Nigeria’s decision to postpone its presidential elections was criticised today, with Britain and the US both expressing concern over political influence in the decision.
The Inec postponed the presidential election planned for 14 February late on Saturday night after national security adviser Sambo Dasuki said the government could not guarantee its security.
Military personnel, he said, were being redirected to the fight against Boko Haram and would not be available to safeguard the poll, which will now take place on 28 March.
“While we support Nigeria in its struggle against terrorism, the security situation should not be used as a reason to deny the Nigerian people from exercising their democratic rights,” the UK Foreign Secretary, Philip Hammond, said in a statement.
US Secretary of State John Kerry said security concerns should not be a “pretext” for slowing elections.
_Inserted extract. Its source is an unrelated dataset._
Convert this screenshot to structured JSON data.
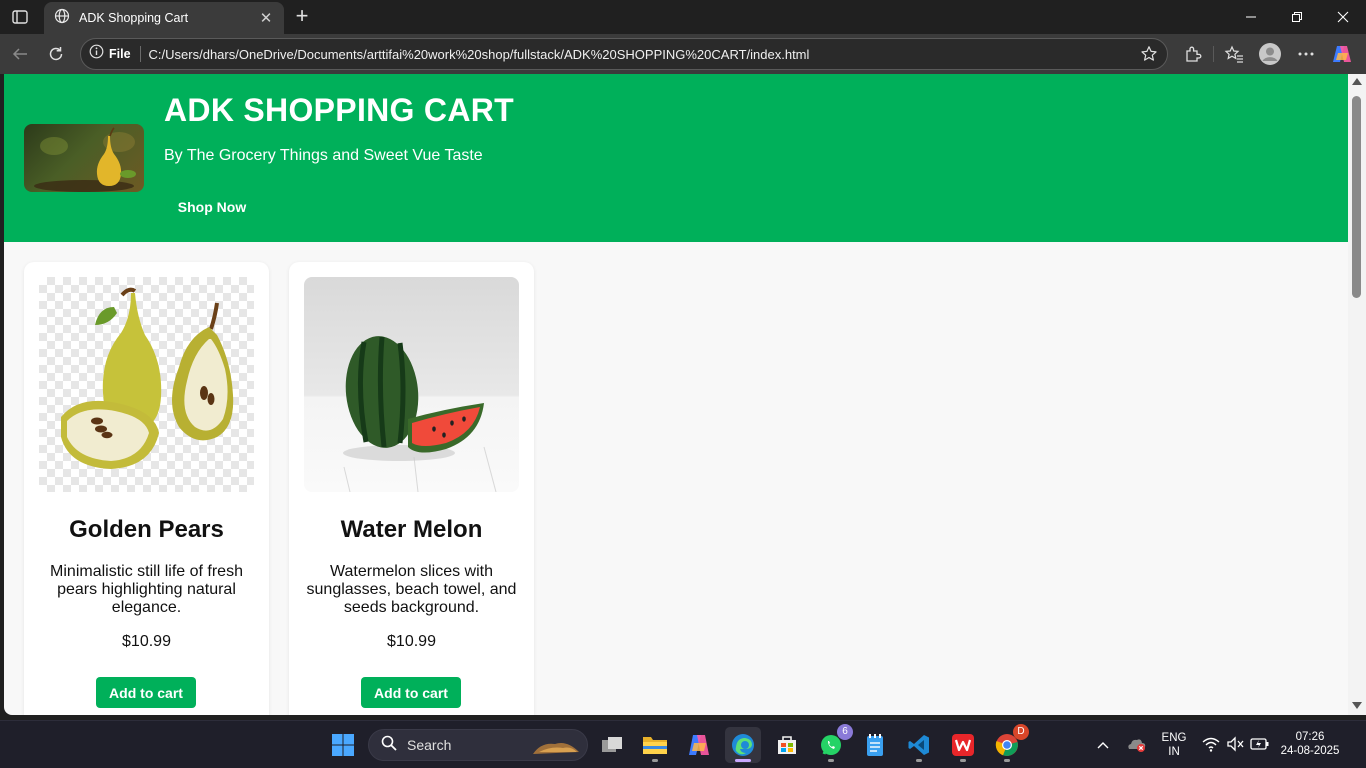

The Inec chairman has publicly insisted his decision was not coerced.
But there is scepticism among Nigerians that the six-year war with Boko Haram should pose such a delay. “If Iraq can hold elections during an insurgency why can’t we?” one Lagos resident said.
John Odigie-Oyegun, chairman of the APC party, called the move “highly provocative” in a statement on Saturday, while advocating a calm response from its supporters.Reuse content